Protests Rock Bolivia, Again

(International Relations and Security Network, 29/08/2007)


The colonial city of Sucre, Bolivia was once the country's capital and is again at the center of attention. Since the initiation of the country's Constituent Assembly (CA), formed in July 2006 to rewrite the Bolivian constitution, the city has been the focus of protests, hunger strikes, bar-room brawls inside hallowed halls and general civil unrest. At stake is Bolivia's future and President Evo Morales, governing from La Paz, maintains control of the Assembly through the majority position of his Movement Towards Socialism (MAS) political party.


He has called for no presidential term limits, land redistribution, some autonomy for indigenous groups and other progressive reforms that reflect greater participation of Bolivia's poor and indigenous groups in the country's future. Blocking him seemingly at every step of the way is the opposition, led by one-time Bolivian president, Jorge Quiroga, and represented by his political party, PODEMOS.


These conflicting positions however have extended well beyond political debate. Now fueled by emotions and often personal stakes, the political debates over Bolivia's future have spilled out into the streets. Some see Morales as a liberator, others a dictator. The ongoing protests are slowly polarizing the country and at the very least reduce Morales' governing ability to reactionary crisis management until the new constitution is finally ratified and put into effect. The constitutional debate is currently scheduled to come to a close on 14 December, an extension granted in early August by the Bolivian Congress.


The Constituent Assembly, however, is currently paralyzed by the most recent string of protests and debates that began when the delegates from the Chuquisaca department, of which Sucre is the capital, forwarded a proposal to move the political and legislative capital from La Paz to Sucre, which is also the judicial capital of Bolivia. Such a move would shower the sleepy colonial town in Bolivia's low lands with investment and a renewed international focus. It would also represent a defeat for Morales, whose power center remains in the Bolivian highlands surrounding La Paz.


Reacting to the proposal, a massive gathering of Morales' supporters staged a protest on 20 July. The president declared at the time that such legal considerations were not under the jurisdiction of the CA. Soon after, on 15 August, CA members rejected the proposal to consolidate the country's capital in Sucre. But rather than stop the protests, it appears to have add fuel to the flames. By 23 August, the CA was officially suspended.


Since 16 August, Sucre has remained under intense social and political pressure from the two halves of the Bolivian voting public, each staking a claim for or against moving the capital from La Paz to Sucre. Half of the protesting public supports Quiroga and his political aspirations to create an autonomous zone of Bolivia's eastern low land departments – Tarija, Santa Cruz, Beni and Pando – often referred to as the "half-moon departments." These departments are also Bolivia's most resource-rich lands and the cradle of Bolivia's revenue-generating natural gas deposits. The other half supports Morales and a very progressive new constitution that according to Morales supporters wrests power from the hands of Bolivia's traditional political elite, represented by Quiroga and enshrined in the country's current constitution.

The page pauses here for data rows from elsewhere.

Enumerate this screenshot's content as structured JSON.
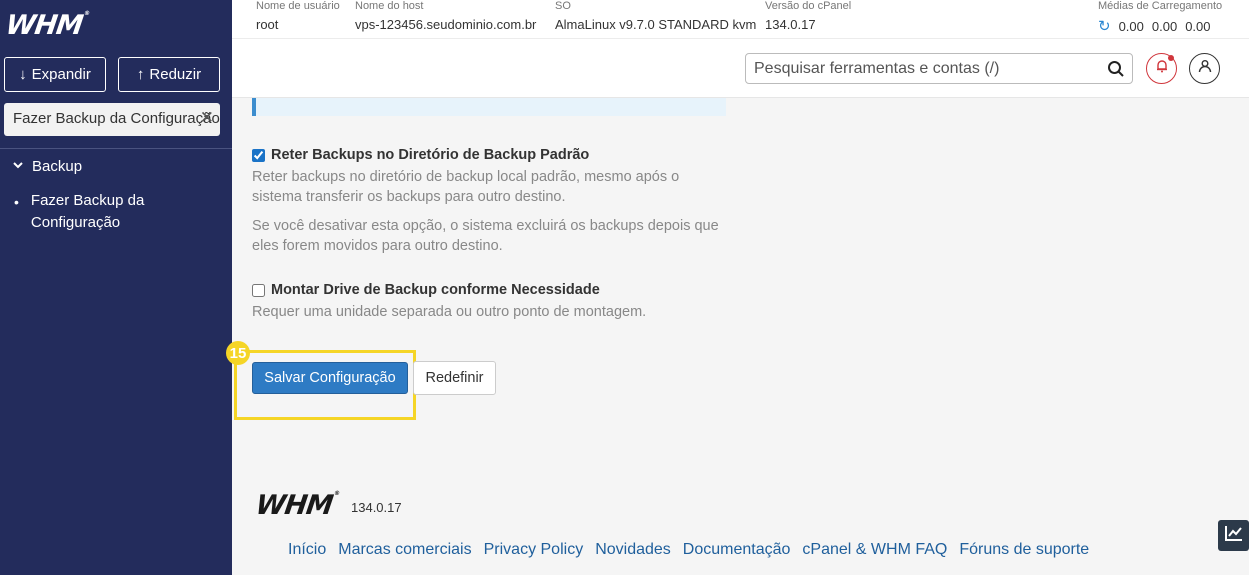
{
  "sidebar": {
    "logo": "WHM",
    "expand_label": "Expandir",
    "reduce_label": "Reduzir",
    "search_value": "Fazer Backup da Configuração",
    "group_label": "Backup",
    "item_label_line1": "Fazer Backup da",
    "item_label_line2": "Configuração"
  },
  "header": {
    "columns": [
      {
        "label": "Nome de usuário",
        "value": "root"
      },
      {
        "label": "Nome do host",
        "value": "vps-123456.seudominio.com.br"
      },
      {
        "label": "SO",
        "value": "AlmaLinux v9.7.0 STANDARD kvm"
      },
      {
        "label": "Versão do cPanel",
        "value": "134.0.17"
      },
      {
        "label": "Médias de Carregamento",
        "values": [
          "0.00",
          "0.00",
          "0.00"
        ]
      }
    ],
    "search_placeholder": "Pesquisar ferramentas e contas (/)"
  },
  "main": {
    "option1": {
      "label": "Reter Backups no Diretório de Backup Padrão",
      "checked": true,
      "desc1": "Reter backups no diretório de backup local padrão, mesmo após o sistema transferir os backups para outro destino.",
      "desc2": "Se você desativar esta opção, o sistema excluirá os backups depois que eles forem movidos para outro destino."
    },
    "option2": {
      "label": "Montar Drive de Backup conforme Necessidade",
      "checked": false,
      "desc": "Requer uma unidade separada ou outro ponto de montagem."
    },
    "step_badge": "15",
    "save_label": "Salvar Configuração",
    "reset_label": "Redefinir"
  },
  "footer": {
    "logo": "WHM",
    "version": "134.0.17",
    "links": [
      "Início",
      "Marcas comerciais",
      "Privacy Policy",
      "Novidades",
      "Documentação",
      "cPanel & WHM FAQ",
      "Fóruns de suporte"
    ]
  },
  "colors": {
    "sidebar_bg": "#232c5c",
    "primary": "#2e7bc4",
    "highlight": "#f5d526",
    "bell": "#d0363c",
    "link": "#1f5f9c"
  }
}
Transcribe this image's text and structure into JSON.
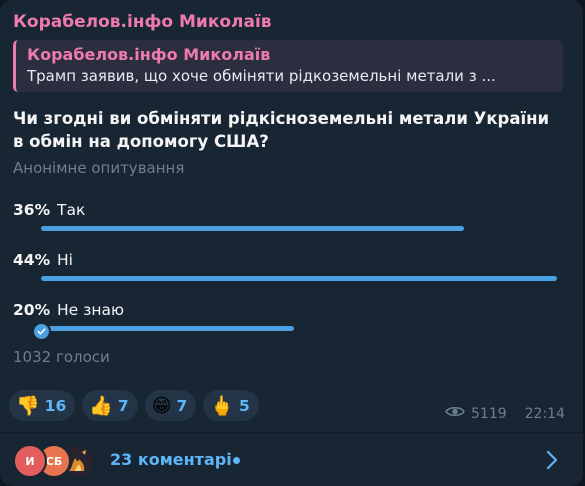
{
  "channel": {
    "name": "Корабелов.інфо Миколаїв"
  },
  "reply": {
    "author": "Корабелов.інфо Миколаїв",
    "text": "Трамп заявив, що хоче обміняти рідкоземельні метали з ..."
  },
  "poll": {
    "question": "Чи згодні ви обміняти рідкісноземельні метали України в обмін на допомогу США?",
    "type": "Анонімне опитування",
    "options": [
      {
        "percent_label": "36%",
        "label": "Так",
        "percent": 36,
        "bar_fill": 0.82
      },
      {
        "percent_label": "44%",
        "label": "Ні",
        "percent": 44,
        "bar_fill": 1.0
      },
      {
        "percent_label": "20%",
        "label": "Не знаю",
        "percent": 20,
        "bar_fill": 0.49,
        "voted": true
      }
    ],
    "total_votes": "1032 голоси"
  },
  "reactions": [
    {
      "emoji": "👎",
      "icon": "thumbs-down-icon",
      "count": "16"
    },
    {
      "emoji": "👍",
      "icon": "thumbs-up-icon",
      "count": "7"
    },
    {
      "emoji": "😁",
      "icon": "grin-icon",
      "count": "7"
    },
    {
      "emoji": "🖕",
      "icon": "middle-finger-icon",
      "count": "5"
    }
  ],
  "meta": {
    "views": "5119",
    "time": "22:14"
  },
  "comments": {
    "label": "23 коментарі",
    "avatars": [
      {
        "initials": "И",
        "color": "#e35d5d"
      },
      {
        "initials": "СБ",
        "color": "#e8744f"
      },
      {
        "initials": "",
        "color": "#2b2230"
      }
    ]
  },
  "colors": {
    "accent": "#ee7aae",
    "bar": "#4aa0e0",
    "link": "#5eb5f7",
    "background": "#182533"
  }
}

Some observers agree the proposal to consolidate the capital in Sucre was an attempt to derail the CA. So far it appears to have worked. Adding further pressure on Morales, a general strike across the expanse of Bolivia's "half-moon" region was called for 28 August. It is likely a litmus test for the amount of social currency Quiroga and PODEMOS have earned since Quiroga lost to Morales in the 2005 presidential elections.


For all the social tension outside observers have noted, at least one Bolivian analyst regards the current situation as a necessary part of change. "We have the uncanny ability to go to the edge and not fall off," Eduardo Gamarra, a Bolivian political scientist told the LA Times in a 5 August article. He believes there will be compromise, eventually.


Many articles will be included in the final version of the Constitution, to be ratified by Bolivian voters after the CA comes to a close in December. Yet according to an agreement between MAS and PODEMOS, among other representatives, a prior referendum will be held to vote on the inclusion or exclusion of those articles not approved by the CA with a two-thirds quorum. Many of these articles are the most contentious subjects of land distribution and autonomy for the half-moon region.


In the end, despite all the protests and some violence, it will be the Bolivian voting public that decides the fate of its future, enshrined in a new constitution that it alone ratifies.